Lawyer Andrei Bastunets, the BAJ head, thinks the “information letter” does not only give a loose definition of laws but also distorts them and bears no relation to the issue.

“Firstly, it wasn't a parcel with literature. It was an ordinary letter. The link to paragraph 129 of the prison rules looks strange. According to section 7 of the postal rules, which gives a list of items permitted for sending, the censor disrupts the citation. Paragraph 43 does not end with the words 'postcards'. It continues as follows: 'printed advertising and information materials, schemes, etc.' The same is said in the Criminal Procedure Code, which is also mentioned in the letter.

The items banned for sending by mail include, according to paragraph 9 of the rules, 'printed and audiovisual materials, other information media containing the information that can inflict damage to political and economic interests of the Republic of Belarus, its state security, health and morality of citizens,' not the items mentioned in the censor's letter. We know that all letters in prisons are censored, and we don't know why the censor didn't pass information about distance learning at EHU,” Andrei Bastunets says.

Lawyer Aleh Aheyeu says the ban on this type of information violates the prisoner's rights and doesn't meet the purposes of punishment, namely resocialization of inmates.

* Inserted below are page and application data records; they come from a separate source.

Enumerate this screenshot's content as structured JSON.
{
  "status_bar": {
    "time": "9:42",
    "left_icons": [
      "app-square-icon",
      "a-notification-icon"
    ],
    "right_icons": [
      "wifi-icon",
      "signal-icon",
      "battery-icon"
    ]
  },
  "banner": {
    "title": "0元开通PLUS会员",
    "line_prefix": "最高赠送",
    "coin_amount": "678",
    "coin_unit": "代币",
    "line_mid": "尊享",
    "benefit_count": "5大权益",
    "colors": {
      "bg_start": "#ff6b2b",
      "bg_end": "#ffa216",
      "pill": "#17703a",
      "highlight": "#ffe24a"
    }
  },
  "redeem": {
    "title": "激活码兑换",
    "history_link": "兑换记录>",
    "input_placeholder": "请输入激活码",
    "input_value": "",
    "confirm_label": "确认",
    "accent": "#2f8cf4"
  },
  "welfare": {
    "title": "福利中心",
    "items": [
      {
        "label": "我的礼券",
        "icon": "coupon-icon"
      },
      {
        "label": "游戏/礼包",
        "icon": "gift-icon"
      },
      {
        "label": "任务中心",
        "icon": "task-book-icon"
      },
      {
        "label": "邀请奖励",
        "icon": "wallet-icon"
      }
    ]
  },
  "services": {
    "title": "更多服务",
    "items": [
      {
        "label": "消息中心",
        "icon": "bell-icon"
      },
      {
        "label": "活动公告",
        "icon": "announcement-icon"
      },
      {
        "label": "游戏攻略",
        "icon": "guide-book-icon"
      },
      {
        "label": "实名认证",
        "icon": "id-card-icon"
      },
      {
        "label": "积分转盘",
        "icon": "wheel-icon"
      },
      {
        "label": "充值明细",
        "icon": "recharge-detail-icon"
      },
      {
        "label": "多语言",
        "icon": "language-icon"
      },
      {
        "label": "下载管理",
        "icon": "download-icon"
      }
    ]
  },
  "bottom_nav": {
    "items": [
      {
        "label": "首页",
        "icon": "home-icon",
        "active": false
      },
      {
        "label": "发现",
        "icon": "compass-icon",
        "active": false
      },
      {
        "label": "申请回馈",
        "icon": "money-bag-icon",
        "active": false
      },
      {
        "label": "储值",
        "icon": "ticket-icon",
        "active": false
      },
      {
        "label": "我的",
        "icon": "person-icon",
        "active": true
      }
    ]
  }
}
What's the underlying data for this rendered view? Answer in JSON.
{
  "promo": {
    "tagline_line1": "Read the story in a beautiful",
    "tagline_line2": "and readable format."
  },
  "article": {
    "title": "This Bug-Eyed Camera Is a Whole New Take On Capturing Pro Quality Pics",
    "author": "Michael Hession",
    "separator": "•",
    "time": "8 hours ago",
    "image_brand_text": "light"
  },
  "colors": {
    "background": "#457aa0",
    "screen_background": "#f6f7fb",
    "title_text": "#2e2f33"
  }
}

Yauhen Vaskovich was tried together with Artsiom Prakapenka and Pavel Syramolatau. He was sentenced to 7 years of imprisonment for an attempt to set the doors of the KGB office in Babruisk on fire. He was thrown into a punishment cell many times. He was later transferred to a stricter prison in Mahilou as a “persistent violator of prison rules”.